“I think it [no sauce] works better. I know some guys who boil their ribs, put a rub on them, then smoke them. I know some people who fry ribs. Everybody’s got their own way. I just like to smoke mine, with not too much wood smoke in it. Just kid of give it that touch of wood smoke and season them up real good.
“No two ribs are the same. Some thick, some thin, some fattier than other ones, so it all depends. I turn them upside down when I put them in the smoker because the heat rises, so I turn them upside down and with the big end up so the big end cooks quicker than the small end.”
Now to those Detroit sandwiches. Alford’s menu includes Coney Islands (chili-cheese dogs) and what he calls the Motor City Corned Beef, with or without slaw. It’s basically what Arby’s wishes it could be — slightly pungent, homemade corned beef sliced so thinly you’ll wonder how it has so much flavor. Topped with mustard and slaw on an onion roll, it’s a unique and unexpected treat.
“I like Coney Islands and I like corned beef sandwiches, and a lot of places don’t serve those foods,” he said. “A lot of those foods like the Coney Islands are from Detroit. In Detroit, we eat corned beef on an onion roll. And most places in Minnesota, it’s hard to find a corned beef sandwich on an onion roll. So I figured, that’s something different. See, I don’t like a reuben. Give me the meat, put some mustard on it. See, the onion roll gives it the sweetness of the bun, then you put the mustard on it, you got your bitter taste. Then with the sweet corned beef, it all blends together.

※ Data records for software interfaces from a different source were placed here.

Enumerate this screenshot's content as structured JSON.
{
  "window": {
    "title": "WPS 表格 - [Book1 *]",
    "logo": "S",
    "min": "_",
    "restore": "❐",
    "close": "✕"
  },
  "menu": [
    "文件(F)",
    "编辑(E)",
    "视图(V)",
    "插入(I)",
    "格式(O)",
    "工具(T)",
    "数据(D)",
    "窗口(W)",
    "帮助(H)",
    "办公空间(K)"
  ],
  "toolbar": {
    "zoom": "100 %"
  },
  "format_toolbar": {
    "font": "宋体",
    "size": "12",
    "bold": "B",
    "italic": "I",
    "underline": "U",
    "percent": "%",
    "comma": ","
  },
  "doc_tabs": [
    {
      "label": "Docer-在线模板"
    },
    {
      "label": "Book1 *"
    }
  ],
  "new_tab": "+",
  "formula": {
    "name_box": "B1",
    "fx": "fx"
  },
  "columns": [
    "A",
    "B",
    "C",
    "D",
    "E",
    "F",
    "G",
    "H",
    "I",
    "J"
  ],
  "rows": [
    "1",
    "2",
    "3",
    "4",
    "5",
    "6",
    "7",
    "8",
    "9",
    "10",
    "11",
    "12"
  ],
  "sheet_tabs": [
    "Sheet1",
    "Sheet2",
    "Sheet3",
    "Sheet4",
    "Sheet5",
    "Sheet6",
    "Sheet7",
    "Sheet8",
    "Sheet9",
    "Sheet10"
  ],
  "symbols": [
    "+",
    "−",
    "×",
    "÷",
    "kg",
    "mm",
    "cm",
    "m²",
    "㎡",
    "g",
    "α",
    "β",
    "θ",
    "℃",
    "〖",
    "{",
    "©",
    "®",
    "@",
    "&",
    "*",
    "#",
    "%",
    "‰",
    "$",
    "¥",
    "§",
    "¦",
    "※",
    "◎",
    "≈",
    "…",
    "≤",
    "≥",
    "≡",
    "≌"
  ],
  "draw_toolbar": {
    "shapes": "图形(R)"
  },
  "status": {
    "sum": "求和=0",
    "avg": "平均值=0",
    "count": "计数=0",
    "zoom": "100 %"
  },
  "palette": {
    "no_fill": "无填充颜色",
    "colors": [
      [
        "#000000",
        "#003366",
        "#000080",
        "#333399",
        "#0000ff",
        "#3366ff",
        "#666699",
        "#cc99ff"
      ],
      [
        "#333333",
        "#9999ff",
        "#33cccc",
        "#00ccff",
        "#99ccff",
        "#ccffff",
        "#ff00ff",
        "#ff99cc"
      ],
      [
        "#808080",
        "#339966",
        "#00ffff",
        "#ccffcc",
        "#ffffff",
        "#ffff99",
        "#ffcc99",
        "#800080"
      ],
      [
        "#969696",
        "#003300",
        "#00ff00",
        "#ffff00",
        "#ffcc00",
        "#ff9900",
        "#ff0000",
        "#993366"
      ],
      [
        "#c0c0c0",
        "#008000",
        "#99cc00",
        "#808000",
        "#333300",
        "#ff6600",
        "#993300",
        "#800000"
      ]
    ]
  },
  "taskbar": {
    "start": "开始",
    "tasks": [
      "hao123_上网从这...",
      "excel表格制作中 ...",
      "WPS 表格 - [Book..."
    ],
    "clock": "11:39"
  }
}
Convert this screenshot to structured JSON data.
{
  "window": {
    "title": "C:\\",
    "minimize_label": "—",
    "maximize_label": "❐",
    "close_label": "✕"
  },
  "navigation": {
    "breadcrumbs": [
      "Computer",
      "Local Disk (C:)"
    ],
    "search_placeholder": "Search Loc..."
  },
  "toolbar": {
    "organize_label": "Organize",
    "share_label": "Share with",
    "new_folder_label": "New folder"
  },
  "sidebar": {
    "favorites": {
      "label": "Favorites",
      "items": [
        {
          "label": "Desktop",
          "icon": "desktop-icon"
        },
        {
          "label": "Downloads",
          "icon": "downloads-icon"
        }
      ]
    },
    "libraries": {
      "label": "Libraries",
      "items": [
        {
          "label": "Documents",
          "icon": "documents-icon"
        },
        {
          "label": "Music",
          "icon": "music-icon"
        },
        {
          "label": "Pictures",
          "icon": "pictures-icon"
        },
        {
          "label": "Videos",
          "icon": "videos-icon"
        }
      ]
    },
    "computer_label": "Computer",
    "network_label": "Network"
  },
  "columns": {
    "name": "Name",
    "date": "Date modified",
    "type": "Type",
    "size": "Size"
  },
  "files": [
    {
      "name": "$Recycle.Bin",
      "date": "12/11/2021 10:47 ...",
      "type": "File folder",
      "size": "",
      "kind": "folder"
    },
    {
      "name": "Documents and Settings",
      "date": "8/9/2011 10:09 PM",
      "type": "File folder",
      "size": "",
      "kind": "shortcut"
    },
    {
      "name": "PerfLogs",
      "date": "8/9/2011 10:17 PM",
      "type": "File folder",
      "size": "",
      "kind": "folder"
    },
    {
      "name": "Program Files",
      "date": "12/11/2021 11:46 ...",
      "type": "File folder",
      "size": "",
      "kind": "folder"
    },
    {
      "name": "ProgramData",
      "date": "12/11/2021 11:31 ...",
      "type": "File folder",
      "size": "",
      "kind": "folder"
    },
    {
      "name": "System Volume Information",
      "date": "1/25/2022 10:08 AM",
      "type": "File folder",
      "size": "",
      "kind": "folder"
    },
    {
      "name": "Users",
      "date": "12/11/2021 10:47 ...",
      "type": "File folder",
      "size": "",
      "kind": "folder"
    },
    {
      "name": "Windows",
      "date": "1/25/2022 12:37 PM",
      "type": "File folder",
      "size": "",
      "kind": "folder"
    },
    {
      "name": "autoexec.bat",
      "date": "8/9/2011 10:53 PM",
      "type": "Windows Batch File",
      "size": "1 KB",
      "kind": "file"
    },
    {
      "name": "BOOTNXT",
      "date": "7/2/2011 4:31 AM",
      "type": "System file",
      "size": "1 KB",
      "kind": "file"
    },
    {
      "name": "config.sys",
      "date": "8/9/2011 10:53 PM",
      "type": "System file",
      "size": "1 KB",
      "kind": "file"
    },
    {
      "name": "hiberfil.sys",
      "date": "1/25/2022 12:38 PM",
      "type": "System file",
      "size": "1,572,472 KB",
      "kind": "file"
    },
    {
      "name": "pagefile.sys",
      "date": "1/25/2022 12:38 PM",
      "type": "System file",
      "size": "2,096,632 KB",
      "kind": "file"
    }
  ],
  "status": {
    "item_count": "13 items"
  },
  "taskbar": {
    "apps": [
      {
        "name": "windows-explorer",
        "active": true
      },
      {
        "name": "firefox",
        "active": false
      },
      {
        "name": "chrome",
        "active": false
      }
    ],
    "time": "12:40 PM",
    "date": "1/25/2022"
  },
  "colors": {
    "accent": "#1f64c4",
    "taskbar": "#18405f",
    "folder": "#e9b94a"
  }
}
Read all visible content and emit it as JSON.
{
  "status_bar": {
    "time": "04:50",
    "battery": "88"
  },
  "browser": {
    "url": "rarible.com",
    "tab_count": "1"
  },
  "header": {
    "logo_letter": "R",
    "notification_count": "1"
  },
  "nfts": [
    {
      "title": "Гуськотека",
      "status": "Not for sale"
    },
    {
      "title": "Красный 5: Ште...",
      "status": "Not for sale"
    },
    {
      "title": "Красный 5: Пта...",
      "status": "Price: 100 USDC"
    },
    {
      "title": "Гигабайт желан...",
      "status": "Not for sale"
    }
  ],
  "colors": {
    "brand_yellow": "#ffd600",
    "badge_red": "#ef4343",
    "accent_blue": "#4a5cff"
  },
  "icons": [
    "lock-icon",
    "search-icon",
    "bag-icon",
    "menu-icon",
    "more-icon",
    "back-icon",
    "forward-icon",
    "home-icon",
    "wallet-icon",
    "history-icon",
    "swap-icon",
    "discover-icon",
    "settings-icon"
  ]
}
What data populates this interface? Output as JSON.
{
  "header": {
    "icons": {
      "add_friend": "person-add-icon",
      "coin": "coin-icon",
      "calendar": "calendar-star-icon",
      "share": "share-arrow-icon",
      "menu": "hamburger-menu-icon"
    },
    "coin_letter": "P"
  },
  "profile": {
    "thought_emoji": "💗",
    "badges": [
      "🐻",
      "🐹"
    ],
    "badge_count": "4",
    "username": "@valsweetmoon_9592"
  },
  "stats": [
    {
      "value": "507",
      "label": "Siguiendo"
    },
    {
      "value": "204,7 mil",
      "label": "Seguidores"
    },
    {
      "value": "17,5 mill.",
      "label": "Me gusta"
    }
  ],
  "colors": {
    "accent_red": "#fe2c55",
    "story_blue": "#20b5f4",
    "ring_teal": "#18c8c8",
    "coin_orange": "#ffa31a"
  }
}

“And it has to be real meat, can’t use that deli meat. Has to be real, cooked corned beef. It’s something different from what everybody else is doing. Everybody’s doing Chicago this, Chicago, Chicago. I figured, hey, let’s put some Detroit in there.”
Alford also fries several kinds of fish in season, including perch, catfish, and even sunnies. The perch is crispy, not at all greasy, and just barely coated in a cornmeal mixture, which doesn’t mask the freshwater flavor of the fish. Even an avowed tartar sauce devotee like myself doesn’t need it with this fish. It’s the best I’ve had in a while. Wings, served sans sauce, are similarly crisp, non-greasy, and perfectly seasoned.
Reflecting on Alford’s menu, it’s clear this is a unique array of foods. A kid from Detroit with Southern roots grows up cooking, basically self-taught, for his huge family, then eventually opens his restaurant in Minnesota. It’s a crafty mix of comfortable and fresh.
So, what’s the most popular item?
“I think my ribs, and the next would be the barbecue beef brisket sandwich,” he said. “They love that, because it’s nice and tender and juicy. A lot of places you go you get beef brisket, it’s dry. And kind of chewy. And so what I do with mine, when I cook it, I cool it and slice it in really thin slices so that makes the beef from being so chewy. When you bite in it, it just melts.
“Everything I put up, like my beans and all that stuff, the greens, man, I’ve been cooking that for years. So I just do it all the same way.”
C&G’s Smoking Barbecue
Barbecue in South Minneapolis
4743 Nicollet Ave
Minneapolis, MN 55419